is an international art-technology-philosophy
collective. Its members are Franz Ablinger, Daniel Fabry, Günther
Friesinger, Evelyn Fürlinger, Roland Gratzer, Johannes
Grenzfurthner, Harald List, Anika Kronberger, Frank Apunkt
All the members of monochrom are fans of space travel. In 2001, during a visit to the Kennedy Space Center in Florida, Johannes Grenzfurthner bought four sets of blue overalls. They were meant to be costumes for a play dealing with life on the International Space Station (ISS) and criticising the end of space travel as a utopian project. However, it took more than ten years for the play to become reality. But then, in early 2011, an old dream came true: space travel. The sitcom “monochrom’s ISS” shows workaday life in space. How do people live and work in the special conditions of a space station, with zero gravity and the dictatorship of functionality? In eleven episodes, we see the crew’s adventures in the form of an improvised sitcom. The ISS project is a good example of monochrom’s interdisciplinary approach, which incorporates theatre, fine arts, media arts, science, performance and installation.

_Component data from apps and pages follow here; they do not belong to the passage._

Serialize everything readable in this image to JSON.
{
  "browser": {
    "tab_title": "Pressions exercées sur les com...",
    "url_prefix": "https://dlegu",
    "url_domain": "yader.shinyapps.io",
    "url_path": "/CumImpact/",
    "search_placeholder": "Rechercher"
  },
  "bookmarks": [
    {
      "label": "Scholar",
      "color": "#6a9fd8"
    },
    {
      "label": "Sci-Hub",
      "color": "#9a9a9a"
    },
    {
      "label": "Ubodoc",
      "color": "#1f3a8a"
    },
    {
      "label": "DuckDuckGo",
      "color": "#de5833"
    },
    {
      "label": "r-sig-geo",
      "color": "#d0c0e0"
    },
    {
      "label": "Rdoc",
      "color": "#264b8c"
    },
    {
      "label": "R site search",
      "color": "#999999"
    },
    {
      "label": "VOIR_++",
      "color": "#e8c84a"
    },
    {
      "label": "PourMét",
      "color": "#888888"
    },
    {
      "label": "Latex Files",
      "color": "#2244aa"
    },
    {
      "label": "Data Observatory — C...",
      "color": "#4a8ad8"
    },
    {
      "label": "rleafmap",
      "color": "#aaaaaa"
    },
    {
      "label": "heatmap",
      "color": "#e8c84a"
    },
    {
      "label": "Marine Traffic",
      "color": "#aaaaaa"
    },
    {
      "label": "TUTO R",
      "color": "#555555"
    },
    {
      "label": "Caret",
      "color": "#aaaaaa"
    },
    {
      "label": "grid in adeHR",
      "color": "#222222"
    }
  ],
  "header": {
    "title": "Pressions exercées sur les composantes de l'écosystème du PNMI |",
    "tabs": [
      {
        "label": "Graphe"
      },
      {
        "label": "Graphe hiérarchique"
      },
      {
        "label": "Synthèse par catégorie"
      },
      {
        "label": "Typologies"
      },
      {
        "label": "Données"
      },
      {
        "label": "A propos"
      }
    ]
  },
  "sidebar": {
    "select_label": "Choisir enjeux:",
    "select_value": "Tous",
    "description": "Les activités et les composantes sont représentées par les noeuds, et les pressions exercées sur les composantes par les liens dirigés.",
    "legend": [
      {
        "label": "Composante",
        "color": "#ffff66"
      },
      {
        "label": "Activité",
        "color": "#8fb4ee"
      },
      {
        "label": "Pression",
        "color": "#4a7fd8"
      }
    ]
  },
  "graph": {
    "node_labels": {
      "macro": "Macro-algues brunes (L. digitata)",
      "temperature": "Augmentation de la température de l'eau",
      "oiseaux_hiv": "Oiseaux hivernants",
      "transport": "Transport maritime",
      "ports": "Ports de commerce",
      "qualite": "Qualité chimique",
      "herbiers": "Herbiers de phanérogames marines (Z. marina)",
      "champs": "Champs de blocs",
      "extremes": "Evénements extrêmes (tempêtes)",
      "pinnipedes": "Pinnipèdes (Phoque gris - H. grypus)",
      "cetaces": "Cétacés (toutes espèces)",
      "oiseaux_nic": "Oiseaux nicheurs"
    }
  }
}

The play “ISS” also deals with the implicit dialectics which characterise day-to-day life in a space station. On the one hand, it represents the age-old utopian vision of “reaching for the stars”, and on the other hand the real possibilities (and limits) of interstellar transport contradict the science fiction idea of discovering and colonising space as well as potential encounters with alien civilisations. This theme is addressed by the characters in the play again and again. In this context, the play elucidates the actual utopian potential of manned space missions, a potential which lies more in international (cross-border and “cosmopolitan”) cooperation than in the discovery of unknown civilisations. The key question is: How does exploring space actually benefit humans? One possible answer provided by the project might be that space (as a counterpoint to the conditions on earth) helps them perceive humanity as a whole and to overcome the artificially created ethnic and national barriers which humanity has created for itself. This is probably the most important challenge humans face in the new millennium.